- About this task
What lines in the following entries hold the word "Dashboard"? Copy each one.

(Data extract Opens)

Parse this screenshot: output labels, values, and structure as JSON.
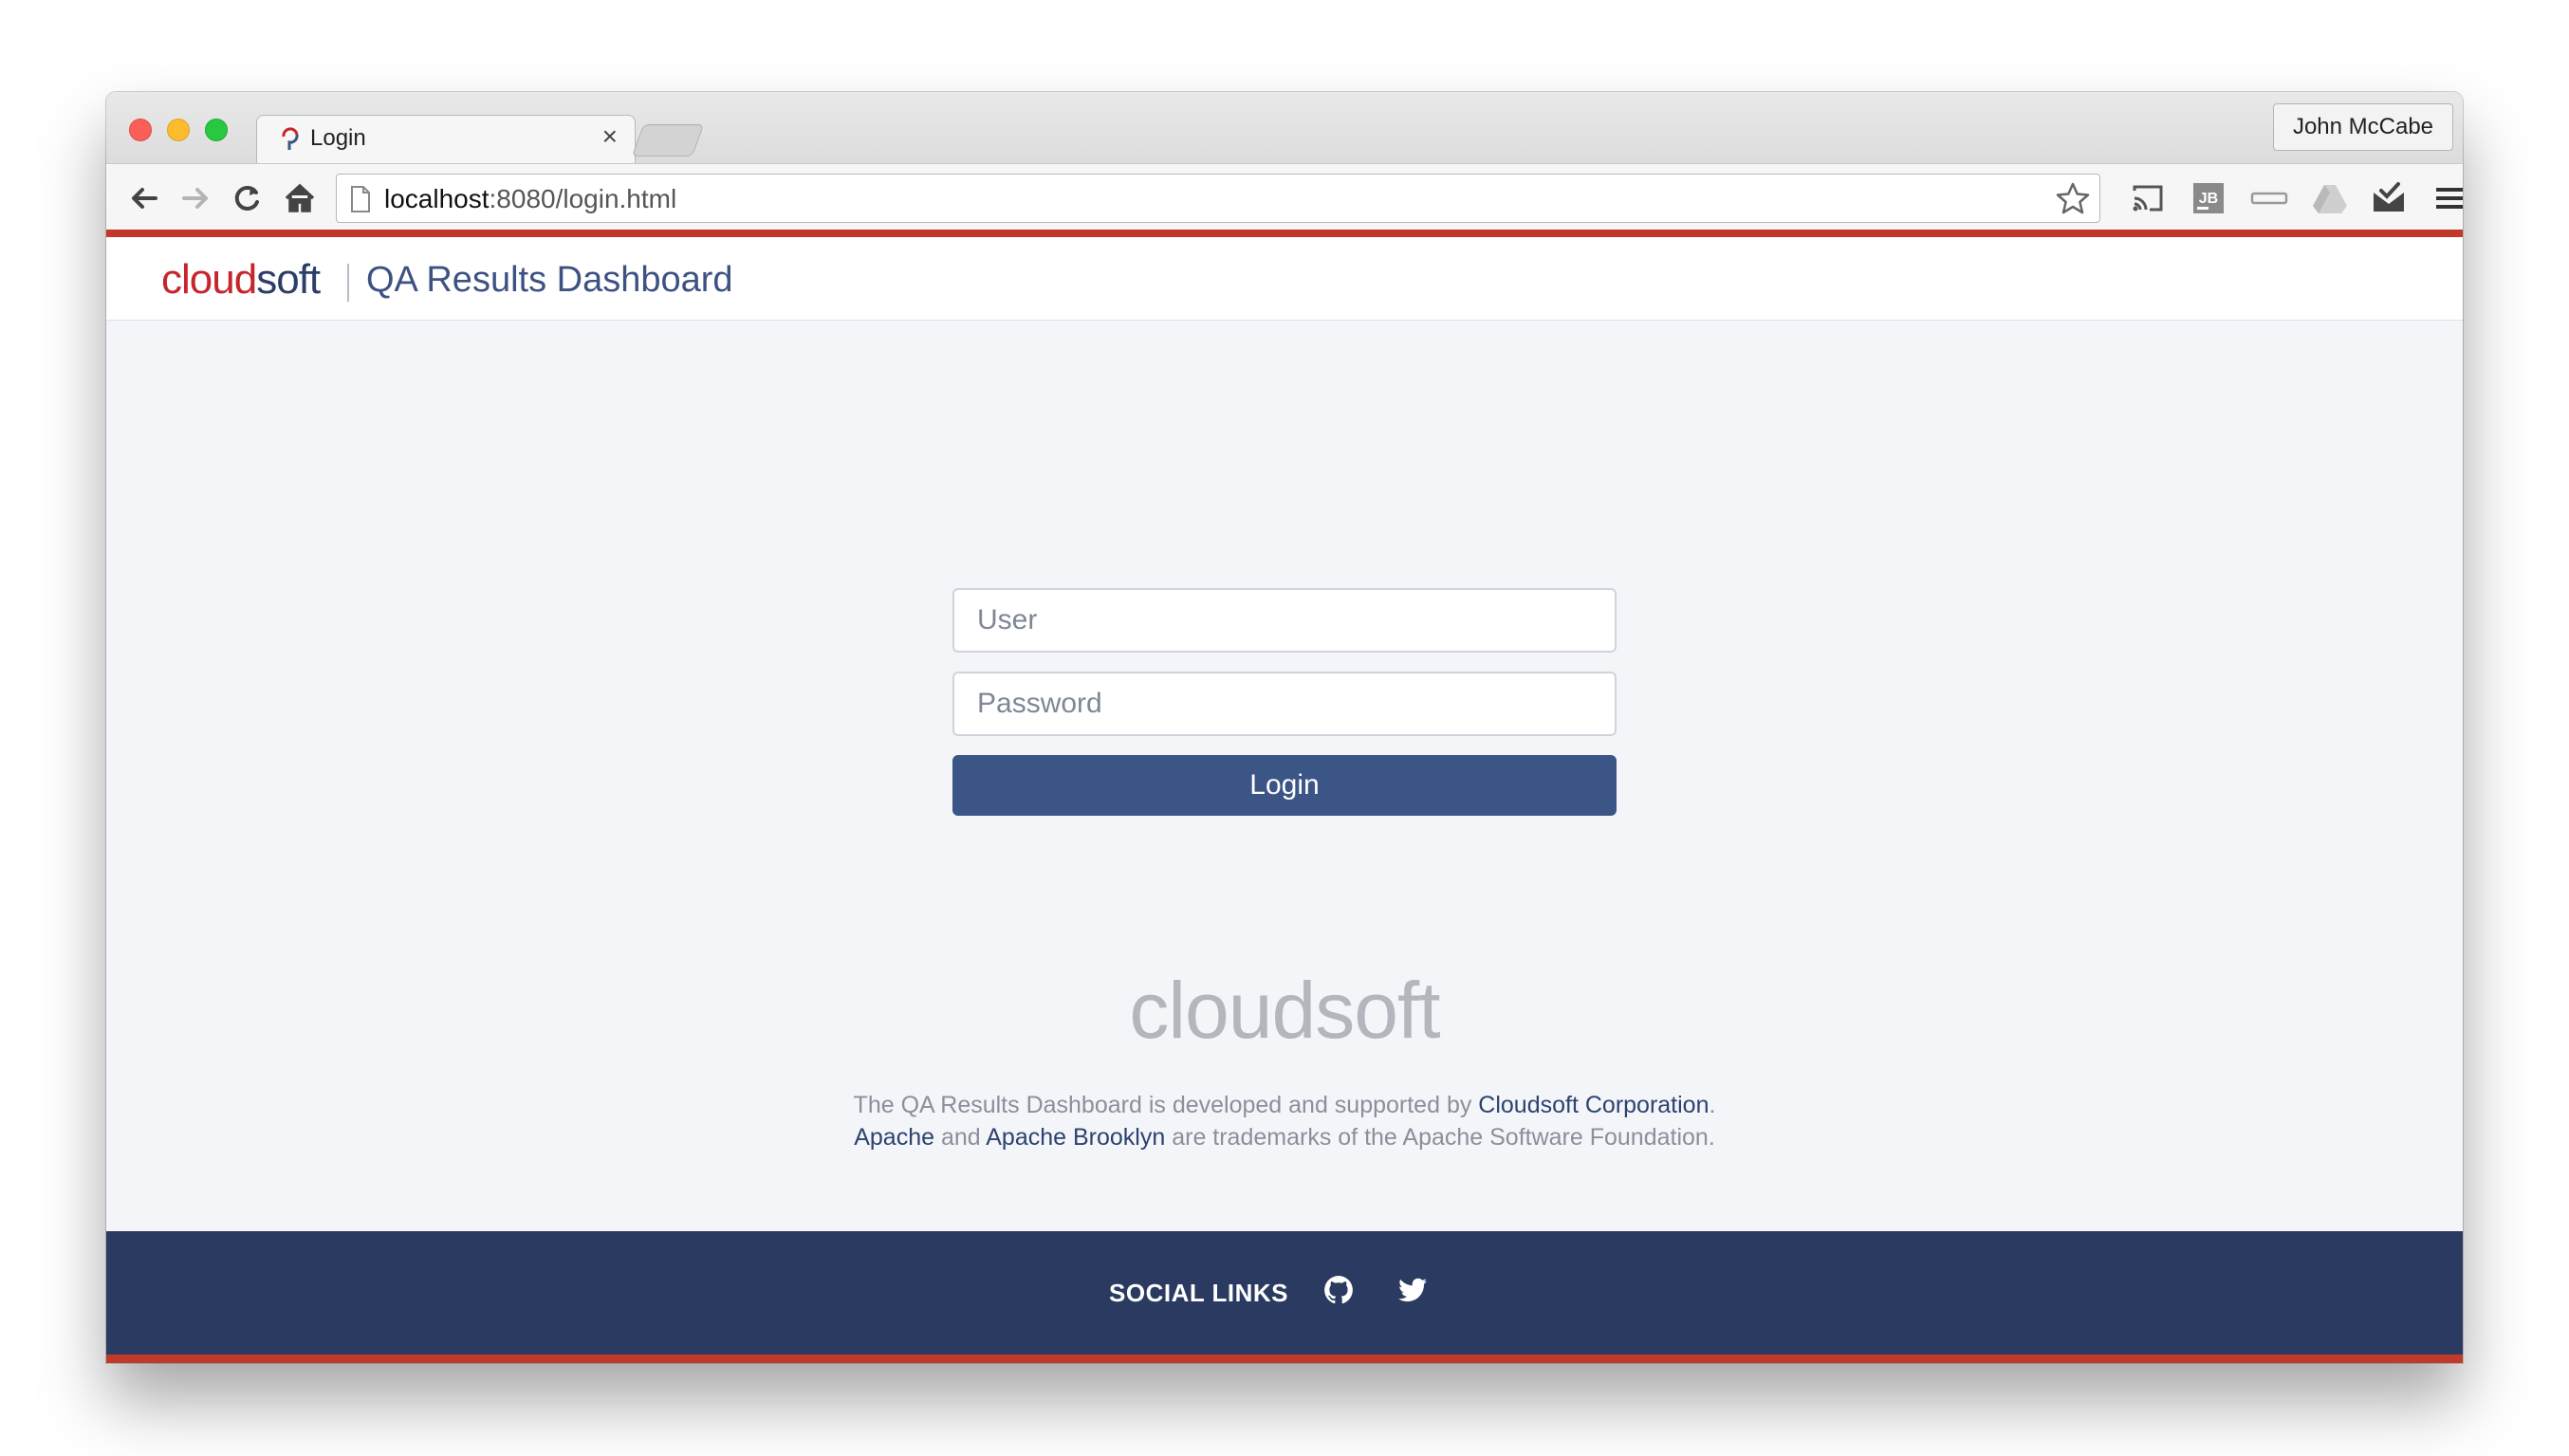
{
  "window": {
    "tab_title": "Login",
    "tab_close": "×",
    "profile_name": "John McCabe",
    "url_host": "localhost",
    "url_rest": ":8080/login.html"
  },
  "header": {
    "brand_part1": "cl",
    "brand_part2": "o",
    "brand_part3": "ud",
    "brand_part4": "soft",
    "title": "QA Results Dashboard"
  },
  "login": {
    "user_placeholder": "User",
    "password_placeholder": "Password",
    "button_label": "Login"
  },
  "footer": {
    "logo_text": "cloudsoft",
    "line1_prefix": "The QA Results Dashboard is developed and supported by ",
    "line1_link": "Cloudsoft Corporation",
    "line1_suffix": ".",
    "line2_link1": "Apache",
    "line2_and": " and ",
    "line2_link2": "Apache Brooklyn",
    "line2_suffix": " are trademarks of the Apache Software Foundation."
  },
  "social": {
    "label": "SOCIAL LINKS",
    "icons": [
      "github-icon",
      "twitter-icon"
    ]
  },
  "colors": {
    "accent_red": "#c0392b",
    "primary_blue": "#3b5586",
    "footer_navy": "#2b3a61"
  }
}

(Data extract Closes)

- Task result
    "title": "QA Results Dashboard"
    "line1_prefix": "The QA Results Dashboard is developed and supported by ",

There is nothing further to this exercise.